In the end, it was the attendance by substantial numbers of Legal Aid delegates who attended the Johannesburg Collaborative Divorce Training, and the Neuro-Literacy for Lawyers Program, which made all 4 events possible. My attempts to obtain sponsorship showed that Integrative Law and its new practice areas are still treated with some scepticism by many legal professionals in South Africa!

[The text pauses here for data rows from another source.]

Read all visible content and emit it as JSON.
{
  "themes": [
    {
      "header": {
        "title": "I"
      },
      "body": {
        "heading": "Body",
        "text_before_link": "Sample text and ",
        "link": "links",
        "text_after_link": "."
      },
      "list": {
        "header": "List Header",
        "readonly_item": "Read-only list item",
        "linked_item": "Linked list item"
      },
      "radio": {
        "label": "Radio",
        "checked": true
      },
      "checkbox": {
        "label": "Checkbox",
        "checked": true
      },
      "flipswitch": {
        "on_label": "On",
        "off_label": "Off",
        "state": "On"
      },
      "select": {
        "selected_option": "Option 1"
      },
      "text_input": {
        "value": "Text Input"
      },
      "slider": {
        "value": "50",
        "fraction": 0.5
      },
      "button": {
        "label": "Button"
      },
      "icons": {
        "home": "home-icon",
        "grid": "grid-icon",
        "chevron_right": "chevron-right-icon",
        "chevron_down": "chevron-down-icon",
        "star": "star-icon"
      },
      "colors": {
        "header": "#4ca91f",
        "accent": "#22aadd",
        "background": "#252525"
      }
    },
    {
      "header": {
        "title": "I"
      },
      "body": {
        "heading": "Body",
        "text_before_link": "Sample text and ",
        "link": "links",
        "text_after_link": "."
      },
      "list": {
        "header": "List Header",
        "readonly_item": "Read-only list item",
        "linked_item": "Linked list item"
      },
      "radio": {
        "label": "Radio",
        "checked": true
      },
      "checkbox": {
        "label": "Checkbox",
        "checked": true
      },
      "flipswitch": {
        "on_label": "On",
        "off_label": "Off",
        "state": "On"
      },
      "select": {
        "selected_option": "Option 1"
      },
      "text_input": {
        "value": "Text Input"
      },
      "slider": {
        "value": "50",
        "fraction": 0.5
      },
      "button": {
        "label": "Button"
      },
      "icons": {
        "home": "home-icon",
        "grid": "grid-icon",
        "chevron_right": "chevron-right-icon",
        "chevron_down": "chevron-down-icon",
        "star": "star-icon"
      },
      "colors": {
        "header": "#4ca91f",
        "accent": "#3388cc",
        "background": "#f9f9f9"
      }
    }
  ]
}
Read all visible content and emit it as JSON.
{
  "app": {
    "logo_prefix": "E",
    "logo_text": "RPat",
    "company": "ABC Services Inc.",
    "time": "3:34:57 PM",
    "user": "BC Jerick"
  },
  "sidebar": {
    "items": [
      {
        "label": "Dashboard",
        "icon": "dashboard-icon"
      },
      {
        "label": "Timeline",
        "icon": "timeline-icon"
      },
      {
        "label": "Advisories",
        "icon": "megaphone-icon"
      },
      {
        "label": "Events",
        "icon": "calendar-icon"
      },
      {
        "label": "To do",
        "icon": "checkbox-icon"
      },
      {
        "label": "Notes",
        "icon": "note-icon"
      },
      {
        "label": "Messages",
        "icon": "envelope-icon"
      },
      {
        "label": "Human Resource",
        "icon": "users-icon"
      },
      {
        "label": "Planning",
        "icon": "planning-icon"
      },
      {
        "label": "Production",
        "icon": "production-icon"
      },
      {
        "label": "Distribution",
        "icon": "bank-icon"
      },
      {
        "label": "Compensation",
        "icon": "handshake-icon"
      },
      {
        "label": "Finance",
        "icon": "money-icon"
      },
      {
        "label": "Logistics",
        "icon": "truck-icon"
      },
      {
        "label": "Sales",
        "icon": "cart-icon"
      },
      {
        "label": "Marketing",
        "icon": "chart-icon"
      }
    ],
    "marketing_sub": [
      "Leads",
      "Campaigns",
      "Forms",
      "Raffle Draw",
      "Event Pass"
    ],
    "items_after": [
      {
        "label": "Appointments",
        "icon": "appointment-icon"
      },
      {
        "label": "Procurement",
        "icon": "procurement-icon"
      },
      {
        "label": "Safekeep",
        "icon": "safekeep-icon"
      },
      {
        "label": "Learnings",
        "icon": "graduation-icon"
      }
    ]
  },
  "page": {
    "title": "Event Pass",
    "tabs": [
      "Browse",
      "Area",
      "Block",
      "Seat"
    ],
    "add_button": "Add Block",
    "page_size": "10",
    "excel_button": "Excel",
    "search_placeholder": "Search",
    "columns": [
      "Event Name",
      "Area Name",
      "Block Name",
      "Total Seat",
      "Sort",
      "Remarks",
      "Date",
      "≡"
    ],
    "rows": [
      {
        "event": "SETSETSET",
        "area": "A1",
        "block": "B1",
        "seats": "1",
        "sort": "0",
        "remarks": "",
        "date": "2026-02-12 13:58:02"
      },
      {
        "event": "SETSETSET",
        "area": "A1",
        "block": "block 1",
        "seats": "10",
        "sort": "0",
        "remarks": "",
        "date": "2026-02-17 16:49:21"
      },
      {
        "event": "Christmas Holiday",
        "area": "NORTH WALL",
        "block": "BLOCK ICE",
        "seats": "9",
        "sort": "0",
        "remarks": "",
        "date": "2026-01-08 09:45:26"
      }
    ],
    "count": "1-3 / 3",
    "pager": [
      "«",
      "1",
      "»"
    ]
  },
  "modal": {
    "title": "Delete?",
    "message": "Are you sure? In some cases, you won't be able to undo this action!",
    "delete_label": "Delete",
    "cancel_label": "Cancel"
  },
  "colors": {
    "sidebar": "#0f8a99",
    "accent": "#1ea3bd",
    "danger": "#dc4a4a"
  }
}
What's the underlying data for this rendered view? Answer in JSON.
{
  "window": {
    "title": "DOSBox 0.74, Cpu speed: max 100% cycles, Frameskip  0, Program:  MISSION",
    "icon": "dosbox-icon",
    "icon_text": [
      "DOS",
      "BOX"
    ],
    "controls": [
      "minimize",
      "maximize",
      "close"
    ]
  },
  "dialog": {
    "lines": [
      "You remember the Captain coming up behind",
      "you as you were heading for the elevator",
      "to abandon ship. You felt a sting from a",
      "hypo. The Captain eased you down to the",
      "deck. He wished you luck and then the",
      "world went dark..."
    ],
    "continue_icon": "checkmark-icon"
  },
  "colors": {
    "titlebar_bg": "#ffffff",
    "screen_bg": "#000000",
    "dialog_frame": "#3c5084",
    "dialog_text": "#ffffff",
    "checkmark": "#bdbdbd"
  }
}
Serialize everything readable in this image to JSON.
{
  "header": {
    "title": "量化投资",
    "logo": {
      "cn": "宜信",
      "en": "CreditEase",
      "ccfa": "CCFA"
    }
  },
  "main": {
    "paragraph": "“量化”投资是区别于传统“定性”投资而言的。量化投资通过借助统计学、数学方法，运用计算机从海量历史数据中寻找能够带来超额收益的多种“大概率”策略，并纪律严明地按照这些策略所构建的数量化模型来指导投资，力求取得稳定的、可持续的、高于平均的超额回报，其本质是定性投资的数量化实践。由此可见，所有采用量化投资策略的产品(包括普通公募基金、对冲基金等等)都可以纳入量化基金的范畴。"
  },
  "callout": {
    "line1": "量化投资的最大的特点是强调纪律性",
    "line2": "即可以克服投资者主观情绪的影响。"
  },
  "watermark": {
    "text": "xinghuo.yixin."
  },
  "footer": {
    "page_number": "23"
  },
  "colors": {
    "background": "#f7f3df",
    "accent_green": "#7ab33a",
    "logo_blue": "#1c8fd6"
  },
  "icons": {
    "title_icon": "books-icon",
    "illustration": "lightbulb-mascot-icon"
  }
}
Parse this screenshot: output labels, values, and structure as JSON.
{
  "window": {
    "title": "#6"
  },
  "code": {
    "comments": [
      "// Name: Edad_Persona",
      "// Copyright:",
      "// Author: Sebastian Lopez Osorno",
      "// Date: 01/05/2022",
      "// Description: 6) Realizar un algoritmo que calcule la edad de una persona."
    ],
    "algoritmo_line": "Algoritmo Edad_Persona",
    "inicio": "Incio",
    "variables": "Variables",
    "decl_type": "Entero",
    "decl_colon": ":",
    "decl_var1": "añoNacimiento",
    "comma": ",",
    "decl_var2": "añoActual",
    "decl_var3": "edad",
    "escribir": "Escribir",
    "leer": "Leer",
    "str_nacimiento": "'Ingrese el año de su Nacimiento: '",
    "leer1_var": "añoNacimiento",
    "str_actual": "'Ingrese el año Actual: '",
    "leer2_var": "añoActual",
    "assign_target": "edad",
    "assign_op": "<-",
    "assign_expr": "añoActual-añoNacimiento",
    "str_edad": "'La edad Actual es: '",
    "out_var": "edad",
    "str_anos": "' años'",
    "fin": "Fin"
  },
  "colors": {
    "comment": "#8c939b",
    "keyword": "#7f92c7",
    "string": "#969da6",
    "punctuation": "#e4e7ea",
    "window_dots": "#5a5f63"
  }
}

But I have a sense this is about to change and that support from the larger firms for training in Mindfulness, Collaborative Divorce, Therapeutic Jurisprudence, Transformative Mediation and Conscious Contracting amongst others, will soon materialise.  There are hundreds if not thousands of lawyers in SA who are ready to embrace the momentous shift faced by legal systems and legal professionals everywhere.  The Centre for Integrative Law is committed to ensuring that those lawyers in SA who are ready, have access to the latest, courses, training and practice areas developing worldwide.

The 35 lawyers trained in Collaborative Divorce were extremely enthusiastic and welcomed a new way of practising. It was heart warming to see, in sharp contrast to the jokes made about “sharks”, a group of lawyers on the edge of their seats wanting to know more about empathy, about compassion, about helping divorcing spouses maintain dignity and respect for each other. Many of the lawyers drawn to CP are those litigators who have excelled at trial but realised the enormous toll it has taken on them and their clients and is ready to find another way to help spouses separate.

The NACP (National Academy of Collaborative Professionals) is the chosen name for a South African organisation or affiliation to take this movement forward in SA. Practice groups have been created in both Cape Town and Johannesburg. In order to really get Collaborative Practice off the ground, more attorneys will need to be trained (as every Collaborative Divorce needs 2 attorneys) and attention needs to be brought to the public about this alternative method.

A sad postscript to this article is tragic news sent to me by one of the attorneys trained in CP in April, from Johannesburg. On 18 July a man in Johannesburg shot his ex wife and both daughters before shooting himself.  The mother is apparently alive in hospital. It is believed that they had gone through a painful divorce and had issues around the visitation rights for the children amongst other things. While lawyers cannot necessarily prevent tragedies like these, there is no doubt that divorce is such an immensely traumatic event that lawyers have to receive better training to recognise warning signs and to help clients access their highest selves, and to access the greatest vision the client can possibly hold regarding their future relationship with their children and ex spouse. Lawyers also need to work with mental health professionals, as in the CP model, so that help is available for clients who are not able to manage their experience.

A second round of Collaborative Practice training looks like it will take place in late November, early December. Please ensure you confirm your subscription to receive Shark Free Waters if you want to receive news on early registration specials. Or get in contact with some of the wonderful people in South Africa who are working to make divorce easier for clients, be they lawyers, social workers or spiritual divorce coaches.